● What to work on: Determine how many lines below contain the word "with", then state only that figure.

====== Dataset records ======

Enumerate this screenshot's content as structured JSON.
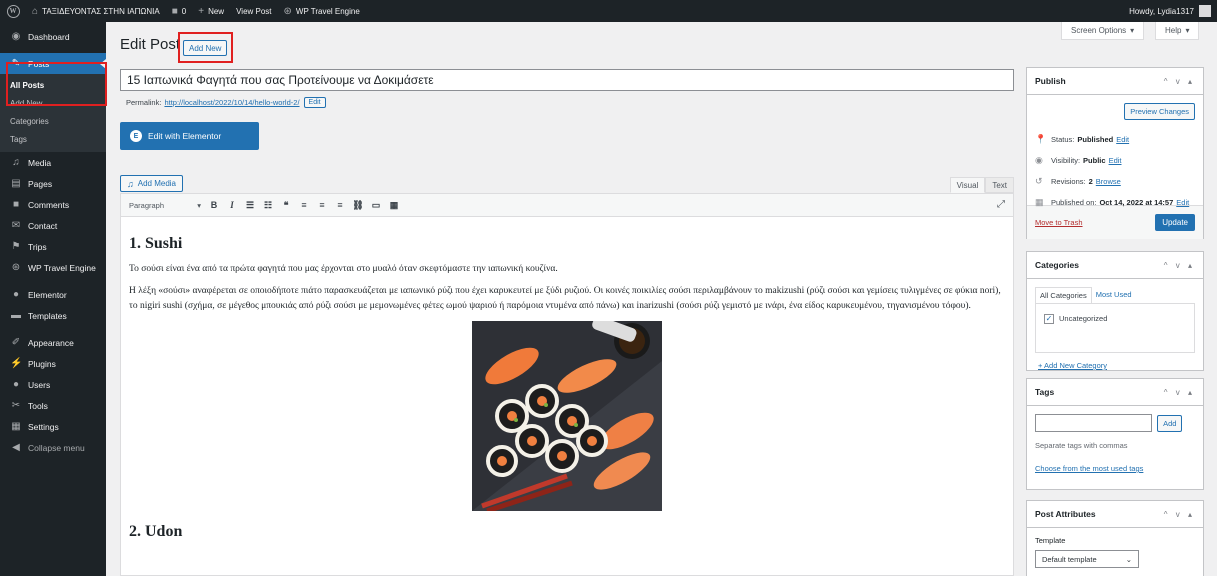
{
  "admin_bar": {
    "wp_logo": "W",
    "site_name": "ΤΑΞΙΔΕΥΟΝΤΑΣ ΣΤΗΝ ΙΑΠΩΝΙΑ",
    "comments_count": "0",
    "new_label": "New",
    "view_post_label": "View Post",
    "wp_travel_engine_label": "WP Travel Engine",
    "howdy": "Howdy, Lydia1317"
  },
  "sidebar": {
    "dashboard": "Dashboard",
    "posts": "Posts",
    "posts_submenu": [
      "All Posts",
      "Add New",
      "Categories",
      "Tags"
    ],
    "media": "Media",
    "pages": "Pages",
    "comments": "Comments",
    "contact": "Contact",
    "trips": "Trips",
    "wp_travel_engine": "WP Travel Engine",
    "elementor": "Elementor",
    "templates": "Templates",
    "appearance": "Appearance",
    "plugins": "Plugins",
    "users": "Users",
    "tools": "Tools",
    "settings": "Settings",
    "collapse": "Collapse menu"
  },
  "header": {
    "screen_options": "Screen Options",
    "help": "Help",
    "page_title": "Edit Post",
    "add_new": "Add New"
  },
  "post": {
    "title": "15 Ιαπωνικά Φαγητά που σας Προτείνουμε να Δοκιμάσετε",
    "permalink_label": "Permalink:",
    "permalink_url": "http://localhost/2022/10/14/hello-world-2/",
    "permalink_edit": "Edit",
    "elementor_button": "Edit with Elementor",
    "add_media": "Add Media",
    "tab_visual": "Visual",
    "tab_text": "Text",
    "format": "Paragraph"
  },
  "content": {
    "heading1": "1. Sushi",
    "para1": "Το σούσι είναι ένα από τα πρώτα φαγητά που μας έρχονται στο μυαλό όταν σκεφτόμαστε την ιαπωνική κουζίνα.",
    "para2": "Η λέξη «σούσι» αναφέρεται σε οποιοδήποτε πιάτο παρασκευάζεται με ιαπωνικό ρύζι που έχει καρυκευτεί με ξύδι ρυζιού. Οι κοινές ποικιλίες σούσι περιλαμβάνουν το makizushi (ρύζι σούσι και γεμίσεις τυλιγμένες σε φύκια nori), το nigiri sushi (σχήμα, σε μέγεθος μπουκιάς από ρύζι σούσι με μεμονωμένες φέτες ωμού ψαριού ή παρόμοια ντυμένα από πάνω) και inarizushi (σούσι ρύζι γεμιστό με ινάρι, ένα είδος καρυκευμένου, τηγανισμένου τόφου).",
    "heading2": "2. Udon"
  },
  "publish": {
    "title": "Publish",
    "preview": "Preview Changes",
    "status_label": "Status:",
    "status_value": "Published",
    "visibility_label": "Visibility:",
    "visibility_value": "Public",
    "revisions_label": "Revisions:",
    "revisions_value": "2",
    "browse": "Browse",
    "published_on_label": "Published on:",
    "published_on_value": "Oct 14, 2022 at 14:57",
    "edit": "Edit",
    "trash": "Move to Trash",
    "update": "Update"
  },
  "categories": {
    "title": "Categories",
    "tab_all": "All Categories",
    "tab_most": "Most Used",
    "item": "Uncategorized",
    "add_new": "+ Add New Category"
  },
  "tags": {
    "title": "Tags",
    "add": "Add",
    "hint": "Separate tags with commas",
    "choose": "Choose from the most used tags"
  },
  "attributes": {
    "title": "Post Attributes",
    "template_label": "Template",
    "template_value": "Default template"
  },
  "colors": {
    "admin_dark": "#1d2327",
    "accent": "#2271b1",
    "highlight": "#e02020"
  }
}
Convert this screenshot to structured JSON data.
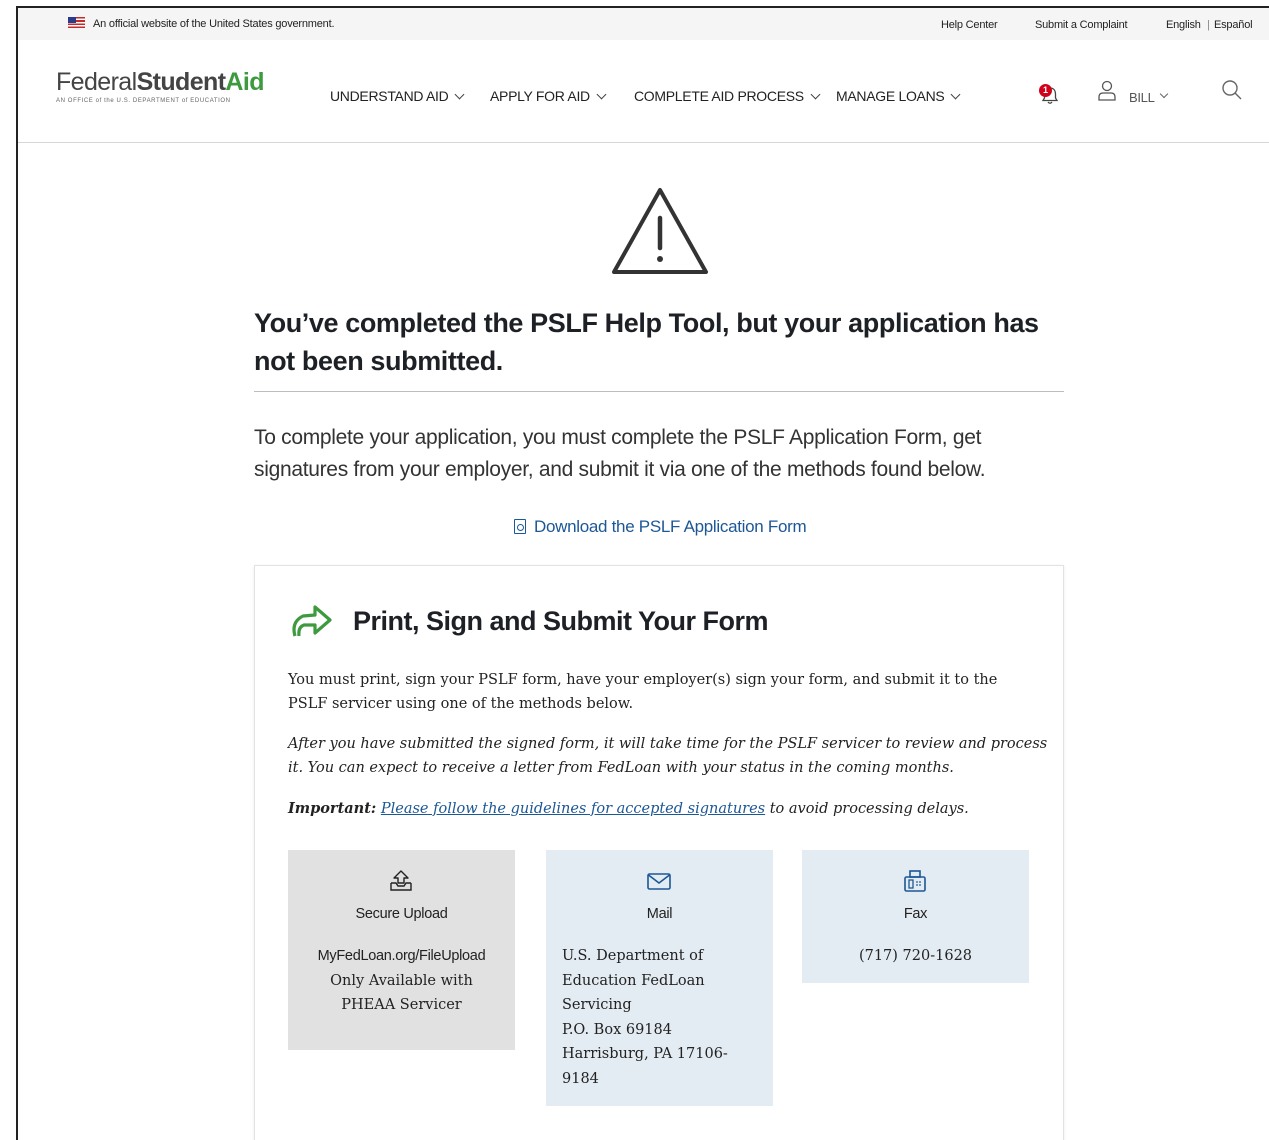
{
  "gov_banner": {
    "text": "An official website of the United States government.",
    "help_center": "Help Center",
    "submit_complaint": "Submit a Complaint",
    "lang_english": "English",
    "lang_separator": "|",
    "lang_espanol": "Español"
  },
  "header": {
    "logo_federal": "Federal",
    "logo_student": "Student",
    "logo_aid": "Aid",
    "logo_tagline": "AN OFFICE of the U.S. DEPARTMENT of EDUCATION",
    "nav": [
      {
        "label": "UNDERSTAND AID"
      },
      {
        "label": "APPLY FOR AID"
      },
      {
        "label": "COMPLETE AID PROCESS"
      },
      {
        "label": "MANAGE LOANS"
      }
    ],
    "notification_count": "1",
    "user_name": "BILL"
  },
  "main": {
    "title": "You’ve completed the PSLF Help Tool, but your application has not been submitted.",
    "lead": "To complete your application, you must complete the PSLF Application Form, get signatures from your employer, and submit it via one of the methods found below.",
    "download_link": "Download the PSLF Application Form"
  },
  "card": {
    "title": "Print, Sign and Submit Your Form",
    "para1": "You must print, sign your PSLF form, have your employer(s) sign your form, and submit it to the PSLF servicer using one of the methods below.",
    "para2": "After you have submitted the signed form, it will take time for the PSLF servicer to review and process it. You can expect to receive a letter from FedLoan with your status in the coming months.",
    "important_label": "Important:",
    "important_link": "Please follow the guidelines for accepted signatures",
    "important_rest": " to avoid processing delays."
  },
  "methods": {
    "upload": {
      "title": "Secure Upload",
      "url": "MyFedLoan.org/FileUpload",
      "line2": "Only Available with",
      "line3": "PHEAA Servicer"
    },
    "mail": {
      "title": "Mail",
      "line1": "U.S. Department of",
      "line2": "Education FedLoan",
      "line3": "Servicing",
      "line4": "P.O. Box 69184",
      "line5": "Harrisburg, PA 17106-",
      "line6": "9184"
    },
    "fax": {
      "title": "Fax",
      "number": "(717) 720-1628"
    }
  },
  "colors": {
    "link": "#1c5796",
    "brand_green": "#3e9a3e",
    "alert_red": "#d0021b",
    "method_gray": "#e1e1e1",
    "method_blue": "#e4ecf3"
  }
}
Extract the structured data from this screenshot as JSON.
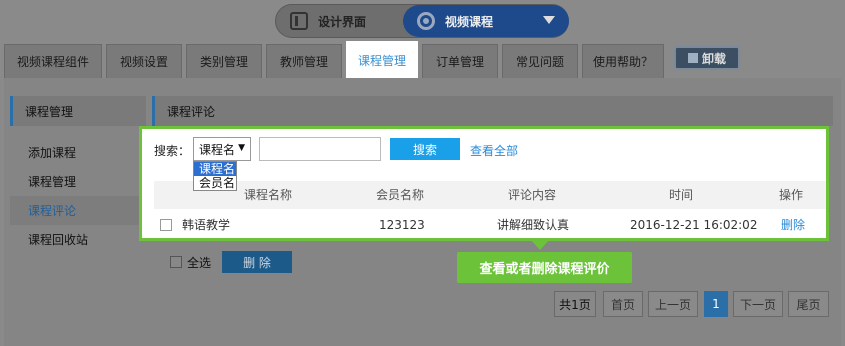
{
  "mode_switch": {
    "design_label": "设计界面",
    "course_label": "视频课程"
  },
  "tabs": [
    {
      "label": "视频课程组件"
    },
    {
      "label": "视频设置"
    },
    {
      "label": "类别管理"
    },
    {
      "label": "教师管理"
    },
    {
      "label": "课程管理"
    },
    {
      "label": "订单管理"
    },
    {
      "label": "常见问题"
    },
    {
      "label": "使用帮助？"
    }
  ],
  "unload_label": "卸载",
  "sidebar": {
    "title": "课程管理",
    "items": [
      {
        "label": "添加课程"
      },
      {
        "label": "课程管理"
      },
      {
        "label": "课程评论"
      },
      {
        "label": "课程回收站"
      }
    ]
  },
  "section_title": "课程评论",
  "search": {
    "label": "搜索：",
    "select_value": "课程名",
    "options": [
      "课程名",
      "会员名"
    ],
    "button": "搜索",
    "view_all": "查看全部"
  },
  "table": {
    "headers": [
      "课程名称",
      "会员名称",
      "评论内容",
      "时间",
      "操作"
    ],
    "rows": [
      {
        "course": "韩语教学",
        "member": "123123",
        "comment": "讲解细致认真",
        "time": "2016-12-21 16:02:02",
        "action": "删除"
      }
    ]
  },
  "bulk": {
    "select_all": "全选",
    "delete": "删 除"
  },
  "tooltip": "查看或者删除课程评价",
  "pagination": {
    "total": "共1页",
    "first": "首页",
    "prev": "上一页",
    "current": "1",
    "next": "下一页",
    "last": "尾页"
  },
  "colors": {
    "highlight": "#6cc33a",
    "primary": "#1aa0e8",
    "active_tab_text": "#3a8fd0"
  }
}
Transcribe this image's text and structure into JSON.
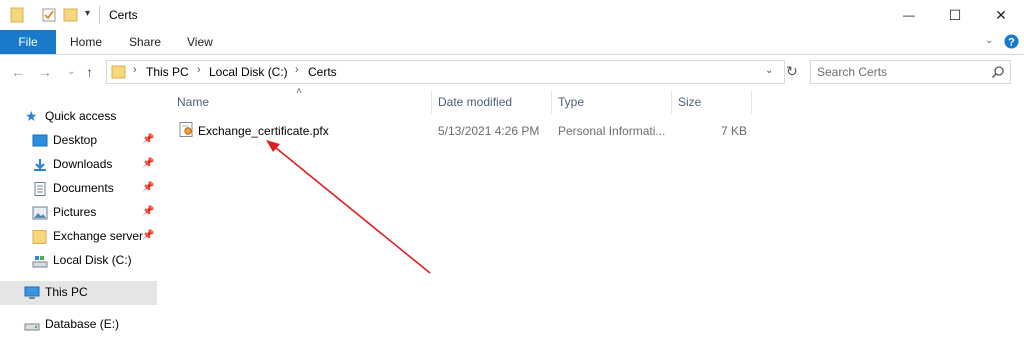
{
  "window": {
    "title": "Certs",
    "controls": {
      "minimize": "—",
      "maximize": "☐",
      "close": "✕"
    }
  },
  "ribbon": {
    "tabs": [
      {
        "label": "File",
        "active": true
      },
      {
        "label": "Home"
      },
      {
        "label": "Share"
      },
      {
        "label": "View"
      }
    ],
    "accent": "#1979ca"
  },
  "address": {
    "crumbs": [
      "This PC",
      "Local Disk (C:)",
      "Certs"
    ]
  },
  "search": {
    "placeholder": "Search Certs"
  },
  "sidebar": {
    "items": [
      {
        "label": "Quick access",
        "icon": "star-icon"
      },
      {
        "label": "Desktop",
        "icon": "desktop-icon",
        "pinned": true
      },
      {
        "label": "Downloads",
        "icon": "downloads-icon",
        "pinned": true
      },
      {
        "label": "Documents",
        "icon": "documents-icon",
        "pinned": true
      },
      {
        "label": "Pictures",
        "icon": "pictures-icon",
        "pinned": true
      },
      {
        "label": "Exchange server",
        "icon": "folder-icon",
        "pinned": true
      },
      {
        "label": "Local Disk (C:)",
        "icon": "drive-icon"
      },
      {
        "label": "This PC",
        "icon": "computer-icon",
        "selected": true
      },
      {
        "label": "Database (E:)",
        "icon": "drive-icon"
      }
    ]
  },
  "filelist": {
    "columns": [
      "Name",
      "Date modified",
      "Type",
      "Size"
    ],
    "rows": [
      {
        "name": "Exchange_certificate.pfx",
        "date": "5/13/2021 4:26 PM",
        "type": "Personal Informati...",
        "size": "7 KB",
        "icon": "certificate-file-icon"
      }
    ]
  },
  "annotation": {
    "color": "#e02020",
    "icon": "red-arrow"
  }
}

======

● Response for this exercise: 4